Myths and Facts

Myth: Habitat for Humanity gives houses away to poor people.

Fact: Habitat offers homeownership opportunities to families who are unable to obtain conventional house financing, but who are able to repay an affordable mortgage. Generally, this includes those whose income is 30-80% of the area’s median income. In most cases, prospective Habitat homeowner families pay closing costs. Additionally, they contribute 250-400 hours of “sweat equity” on the construction or rehabilitatio of their home, someone else’s home, the Habitat office or ReStore. Because Habitat houses are built using donations of land, material and labor, mortgage payments are kept affordable.

Myth: Habitat homeowners are on government assistance.

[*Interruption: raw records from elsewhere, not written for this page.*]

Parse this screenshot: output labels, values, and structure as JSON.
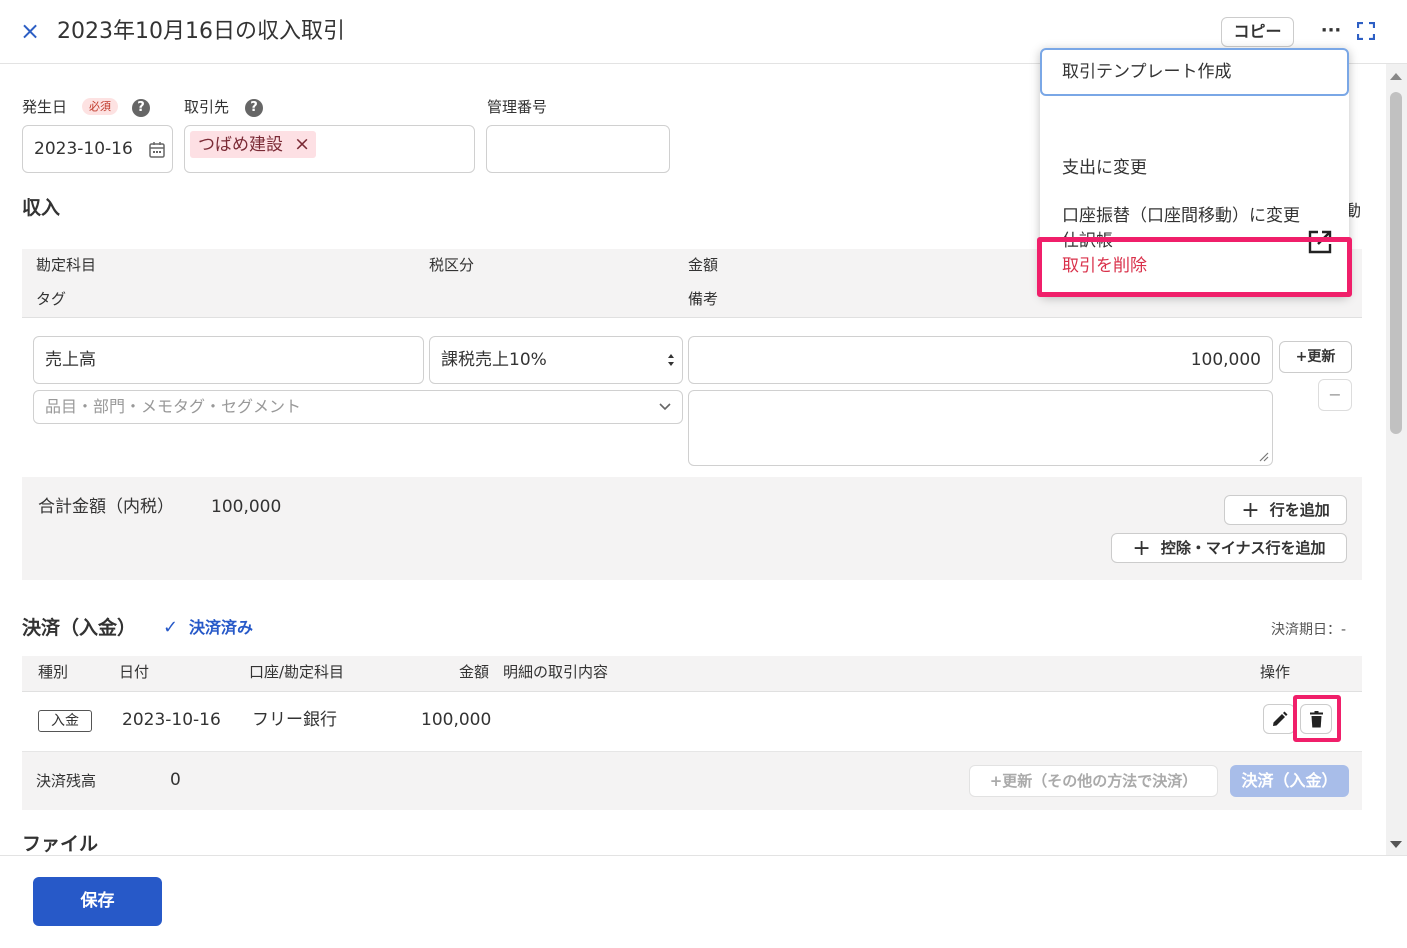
{
  "header": {
    "close_icon": "×",
    "title": "2023年10月16日の収入取引",
    "copy_label": "コピー",
    "more_icon": "···",
    "expand_icon": "expand-icon"
  },
  "form": {
    "date_label": "発生日",
    "required_badge": "必須",
    "help_icon": "?",
    "date_value": "2023-10-16",
    "partner_label": "取引先",
    "partner_tag": "つばめ建設",
    "partner_remove_icon": "×",
    "control_number_label": "管理番号",
    "control_number_value": ""
  },
  "income": {
    "section_title": "収入",
    "partial_text": "動",
    "headers": {
      "account": "勘定科目",
      "tax": "税区分",
      "amount": "金額",
      "tag": "タグ",
      "note": "備考"
    },
    "row": {
      "account": "売上高",
      "tax": "課税売上10%",
      "amount": "100,000",
      "tag_placeholder": "品目・部門・メモタグ・セグメント",
      "note": "",
      "update_label": "+更新",
      "remove_icon": "−"
    },
    "total_label": "合計金額（内税）",
    "total_value": "100,000",
    "add_row_label": "行を追加",
    "add_deduction_label": "控除・マイナス行を追加",
    "plus_icon": "+"
  },
  "settlement": {
    "title": "決済（入金）",
    "check_icon": "✓",
    "status": "決済済み",
    "due_date": "決済期日：-",
    "headers": {
      "type": "種別",
      "date": "日付",
      "account": "口座/勘定科目",
      "amount": "金額",
      "detail": "明細の取引内容",
      "ops": "操作"
    },
    "row": {
      "type": "入金",
      "date": "2023-10-16",
      "account": "フリー銀行",
      "amount": "100,000",
      "detail": ""
    },
    "balance_label": "決済残高",
    "balance_value": "0",
    "update_other_label": "+更新（その他の方法で決済）",
    "settle_label": "決済（入金）"
  },
  "files": {
    "title": "ファイル"
  },
  "menu": {
    "items": [
      "取引テンプレート作成",
      "支出に変更",
      "口座振替（口座間移動）に変更",
      "仕訳帳",
      "取引を削除"
    ]
  },
  "footer": {
    "save_label": "保存"
  },
  "colors": {
    "accent": "#2759c8",
    "highlight": "#f01f6a",
    "danger_text": "#d9304a",
    "tag_bg": "#fde0e4"
  }
}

Fact: While some Habitat homeowners receive Aid to Families with Dependent Children or may be disabled, many more are working people. Typically their annual income is less than 80% the local median income in their community.

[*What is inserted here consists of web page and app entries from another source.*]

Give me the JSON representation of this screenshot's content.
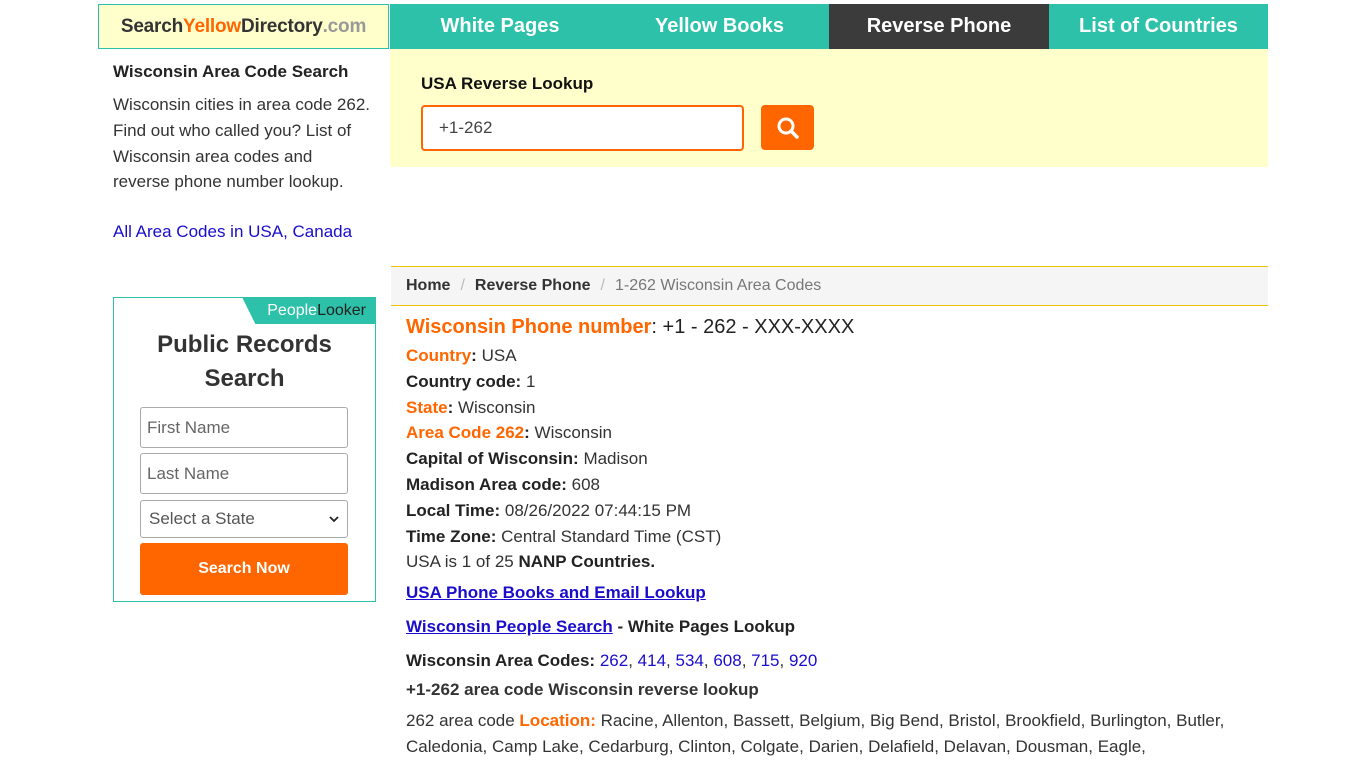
{
  "header": {
    "logo": {
      "part1": "Search",
      "part2": "Yellow",
      "part3": "Directory",
      "part4": ".com"
    },
    "nav": [
      {
        "label": "White Pages",
        "active": false
      },
      {
        "label": "Yellow Books",
        "active": false
      },
      {
        "label": "Reverse Phone",
        "active": true
      },
      {
        "label": "List of Countries",
        "active": false
      }
    ]
  },
  "sidebar": {
    "title": "Wisconsin Area Code Search",
    "description": "Wisconsin cities in area code 262. Find out who called you? List of Wisconsin area codes and reverse phone number lookup.",
    "all_codes_link": "All Area Codes in USA, Canada",
    "people_looker": {
      "people": "People",
      "looker": "Looker"
    },
    "public_records": {
      "title": "Public Records Search",
      "first_name_placeholder": "First Name",
      "last_name_placeholder": "Last Name",
      "state_select": "Select a State",
      "button": "Search Now"
    }
  },
  "lookup": {
    "title": "USA Reverse Lookup",
    "input_value": "+1-262",
    "search_icon": "search-icon"
  },
  "breadcrumb": {
    "home": "Home",
    "reverse_phone": "Reverse Phone",
    "current": "1-262 Wisconsin Area Codes"
  },
  "info": {
    "heading_label": "Wisconsin Phone number",
    "heading_value": ": +1 - 262 - XXX-XXXX",
    "country_label": "Country",
    "country": "USA",
    "country_code_label": "Country code:",
    "country_code": "1",
    "state_label": "State",
    "state": "Wisconsin",
    "area_code_label": "Area Code 262",
    "area_code_value": "Wisconsin",
    "capital_label": "Capital of Wisconsin:",
    "capital": "Madison",
    "madison_code_label": "Madison Area code:",
    "madison_code": "608",
    "local_time_label": "Local Time:",
    "local_time": "08/26/2022 07:44:15 PM",
    "time_zone_label": "Time Zone:",
    "time_zone": "Central Standard Time (CST)",
    "nanp_prefix": "USA is 1 of 25 ",
    "nanp_link": "NANP Countries",
    "nanp_suffix": ".",
    "phone_books_link": "USA Phone Books and Email Lookup",
    "people_search_link": "Wisconsin People Search",
    "people_search_suffix": " - White Pages Lookup",
    "area_codes_label": "Wisconsin Area Codes:",
    "area_codes": [
      "262",
      "414",
      "534",
      "608",
      "715",
      "920"
    ],
    "reverse_lookup_title": "+1-262 area code Wisconsin reverse lookup",
    "location_prefix": "262 area code ",
    "location_label": "Location:",
    "locations": "Racine, Allenton, Bassett, Belgium, Big Bend, Bristol, Brookfield, Burlington, Butler, Caledonia, Camp Lake, Cedarburg, Clinton, Colgate, Darien, Delafield, Delavan, Dousman, Eagle,"
  },
  "colors": {
    "teal": "#2cc1a8",
    "orange": "#ff6600",
    "dark": "#3b3b3b",
    "cream": "#ffffcc",
    "link": "#1a0dcc"
  }
}
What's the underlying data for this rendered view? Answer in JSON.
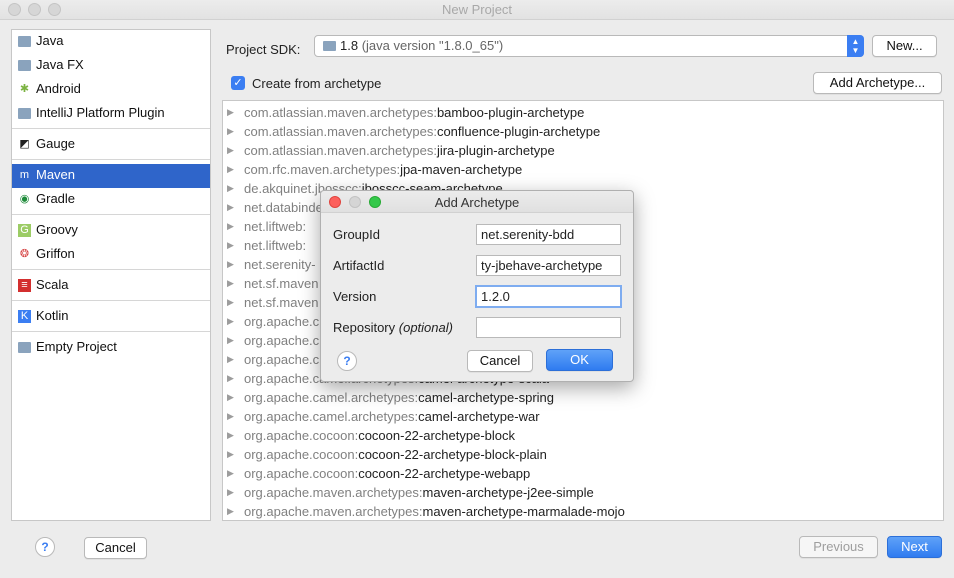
{
  "window": {
    "title": "New Project"
  },
  "project_types": [
    {
      "label": "Java",
      "icon": "folder-icon"
    },
    {
      "label": "Java FX",
      "icon": "folder-icon"
    },
    {
      "label": "Android",
      "icon": "android-icon"
    },
    {
      "label": "IntelliJ Platform Plugin",
      "icon": "plugin-icon"
    },
    {
      "label": "Gauge",
      "icon": "gauge-icon"
    },
    {
      "label": "Maven",
      "icon": "maven-icon",
      "selected": true
    },
    {
      "label": "Gradle",
      "icon": "gradle-icon"
    },
    {
      "label": "Groovy",
      "icon": "groovy-icon"
    },
    {
      "label": "Griffon",
      "icon": "griffon-icon"
    },
    {
      "label": "Scala",
      "icon": "scala-icon"
    },
    {
      "label": "Kotlin",
      "icon": "kotlin-icon"
    },
    {
      "label": "Empty Project",
      "icon": "folder-icon"
    }
  ],
  "sdk": {
    "label": "Project SDK:",
    "value_main": "1.8",
    "value_detail": "(java version \"1.8.0_65\")",
    "new_button": "New..."
  },
  "archetype_checkbox": {
    "label": "Create from archetype",
    "checked": true
  },
  "add_archetype_button": "Add Archetype...",
  "archetypes": [
    {
      "group": "com.atlassian.maven.archetypes:",
      "artifact": "bamboo-plugin-archetype"
    },
    {
      "group": "com.atlassian.maven.archetypes:",
      "artifact": "confluence-plugin-archetype"
    },
    {
      "group": "com.atlassian.maven.archetypes:",
      "artifact": "jira-plugin-archetype"
    },
    {
      "group": "com.rfc.maven.archetypes:",
      "artifact": "jpa-maven-archetype"
    },
    {
      "group": "de.akquinet.jbosscc:",
      "artifact": "jbosscc-seam-archetype"
    },
    {
      "group": "net.databinder:",
      "artifact": ""
    },
    {
      "group": "net.liftweb:",
      "artifact": ""
    },
    {
      "group": "net.liftweb:",
      "artifact": ""
    },
    {
      "group": "net.serenity-",
      "artifact": ""
    },
    {
      "group": "net.sf.maven",
      "artifact": ""
    },
    {
      "group": "net.sf.maven",
      "artifact": ""
    },
    {
      "group": "org.apache.c",
      "artifact": ""
    },
    {
      "group": "org.apache.c",
      "artifact": ""
    },
    {
      "group": "org.apache.c",
      "artifact": ""
    },
    {
      "group": "org.apache.camel.archetypes:",
      "artifact": "camel-archetype-scala"
    },
    {
      "group": "org.apache.camel.archetypes:",
      "artifact": "camel-archetype-spring"
    },
    {
      "group": "org.apache.camel.archetypes:",
      "artifact": "camel-archetype-war"
    },
    {
      "group": "org.apache.cocoon:",
      "artifact": "cocoon-22-archetype-block"
    },
    {
      "group": "org.apache.cocoon:",
      "artifact": "cocoon-22-archetype-block-plain"
    },
    {
      "group": "org.apache.cocoon:",
      "artifact": "cocoon-22-archetype-webapp"
    },
    {
      "group": "org.apache.maven.archetypes:",
      "artifact": "maven-archetype-j2ee-simple"
    },
    {
      "group": "org.apache.maven.archetypes:",
      "artifact": "maven-archetype-marmalade-mojo"
    }
  ],
  "dialog": {
    "title": "Add Archetype",
    "group_label": "GroupId",
    "group_value": "net.serenity-bdd",
    "artifact_label": "ArtifactId",
    "artifact_value": "ty-jbehave-archetype",
    "version_label": "Version",
    "version_value": "1.2.0",
    "repository_label": "Repository",
    "repository_optional": "(optional)",
    "repository_value": "",
    "help": "?",
    "cancel": "Cancel",
    "ok": "OK"
  },
  "footer": {
    "help": "?",
    "cancel": "Cancel",
    "previous": "Previous",
    "next": "Next"
  },
  "colors": {
    "accent": "#2f65ca",
    "button_blue": "#3b7ef2"
  }
}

Myth: Habitat for Humanity is an arm of the government.

Fact: Habitat for Humanity is not an arm of the government. Habitat is an independent, nonprofit organization that accepts some government funds (between 3-11% of our total budget) and other resources to help provide houses for those in need. We accept these funds as long as they do not limit our ability to demonstrate the love and teachings of Jesus Christ. Additionally, our local affiliates insert specific guidelines as needed to avoid becoming dependent on or controlled by government funds.

Myth: Habitat for Humanity was founded by former President Jimmy  Carter.

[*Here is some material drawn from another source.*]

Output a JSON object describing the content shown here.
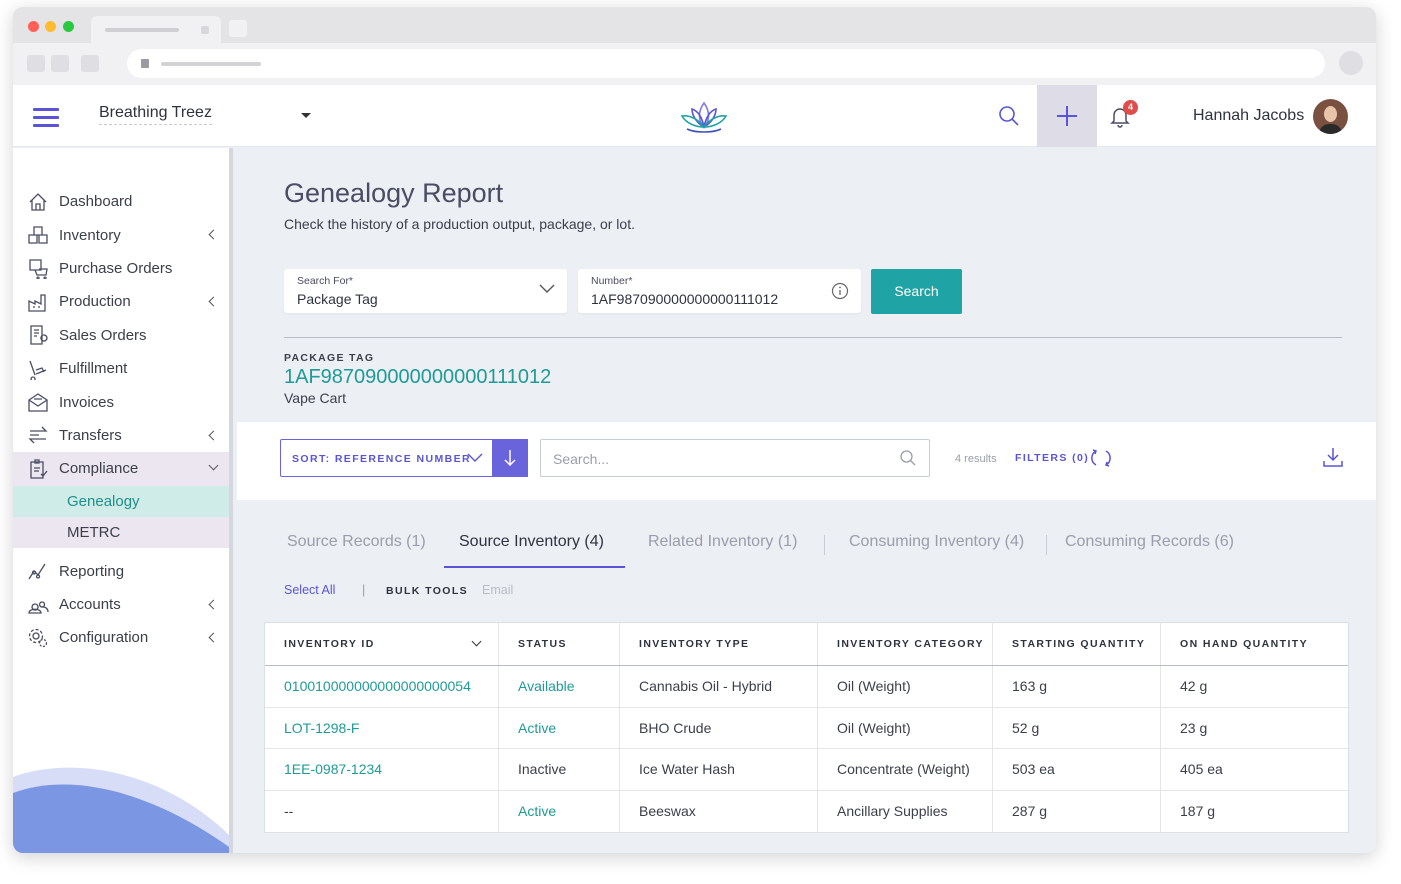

Fact: Habitat was started in 1976 in Americus, GA, by the late Millard Fuller and his wife Linda. President Carter and his wife Rosalynn (whose home is 8 miles from Americus), have been  Habitat supporters  and volunteers since 1984 who have brought national attention to the organization’s house building work. Each year, they lead the Jimmy Carter Work Project to help build houses and raise awareness of the need for affordable housing.